On the night of Friday, September 23rd, I decided to do a soundwalk of a neighborhood I frequent. The neighborhood is in the Stapleton section of Staten Island and I decided to do this as I already sound walked my own neighborhood for a previous class.
I've rented out a music studio on Sands Street for years. During the day the only sound is the train running overhead as the neighborhood is mostly deserted. Several years ago I had a rent dispute with the studio and they locked us out of our room. To get it back we had to break in during the day time. That should say volumes about the neighborhood.
I began my walk at the Stapleton train station and its roughly five past nine. The train rumbles on to the neck stop and the station is deserted. I walk down the steps to find an elderly woman whispering in her cell phone and tapping her foot impatiently.
My goal is the studio on Sands street a street over. Even from the train you can hear the crash of half of dozen different drummers pounding away as hard as they can. You can see the building across an abandoned lot, but you've got to walk around onto Bay Street to get there. Walking onto Bay you get the hum of traffic and the hiss of hydraulics of the bus dropping off its passengers.
There is a small mexican deli on the corner. Music can be heard blaring from a crappy AM/FM radio filled with Latin flair and a bouncing salsa rhythm. Two men are arguing in Spanish inside. Making a right onto Sands street you can start hearing guitars playing repetitious distorted rhythms. The metal door up top slams with a hollow clang and boots pound down the stairs as people leave the studio. I had up the same stairs, go to my room, and drop off my bag. Its quieter here than outside since most bands are too lazy to completely soundproof their rooms. There is still a deep rumble of bass and drums somewhere on the floor but I leave the way I came and head back outside.

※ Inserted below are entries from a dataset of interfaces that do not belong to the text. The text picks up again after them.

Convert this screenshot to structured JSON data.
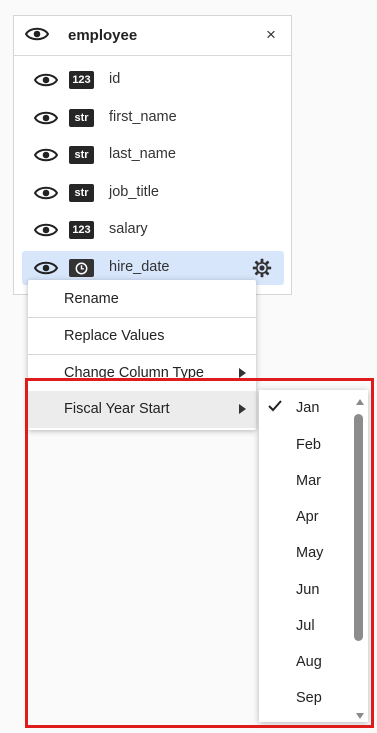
{
  "panel": {
    "title": "employee",
    "close_label": "×",
    "columns": [
      {
        "name": "id",
        "type": "123"
      },
      {
        "name": "first_name",
        "type": "str"
      },
      {
        "name": "last_name",
        "type": "str"
      },
      {
        "name": "job_title",
        "type": "str"
      },
      {
        "name": "salary",
        "type": "123"
      },
      {
        "name": "hire_date",
        "type": "clock",
        "selected": true
      }
    ]
  },
  "context_menu": {
    "items": [
      {
        "label": "Rename"
      },
      {
        "label": "Replace Values"
      },
      {
        "label": "Change Column Type",
        "has_submenu": true
      },
      {
        "label": "Fiscal Year Start",
        "has_submenu": true,
        "active": true
      }
    ]
  },
  "fiscal_submenu": {
    "selected": "Jan",
    "months": [
      "Jan",
      "Feb",
      "Mar",
      "Apr",
      "May",
      "Jun",
      "Jul",
      "Aug",
      "Sep"
    ]
  },
  "colors": {
    "selected_row": "#d8e6fb",
    "highlight_border": "#e01b1b"
  }
}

I go farther down Bay Street towards the direction of the ferry. There is a constant sound of indecipherable shouting and bass heavy music in the distance interrupted only by intermittent traffic. The is a harsh crackle from the order cue at the McDonald's drive through as people place their orders. Another train rolls by.
There aren't many people out and about and this hour on Bay Street and the ones who are stand silently at bus stations. I hear a fog horn in the distance as the next ferry boat docks and another as one departs. Several minutes later another train rolls past in the opposite direction.
The is the rattle of shopping carts as late night shoppers roll out of the Western Beef supermarket. I decide that its time to head back because its getting awfully close to rehearsal time. On Sands Street there is a screech of tires as people race to the end of the dead end street.
The sounds of traffic, the shopping carts, music and people talking are considered to be background noise.
Sound signals could be the sound of the order box at McDonalds, the screeching car tires, and the sounds of the heavy metal doors at Sand Street opening.
The only sound land marks that seem relevant to me, is the sound of the trains and the fog horn from the ferry. They denote the time and are constant reminders of the location of the neighborhood.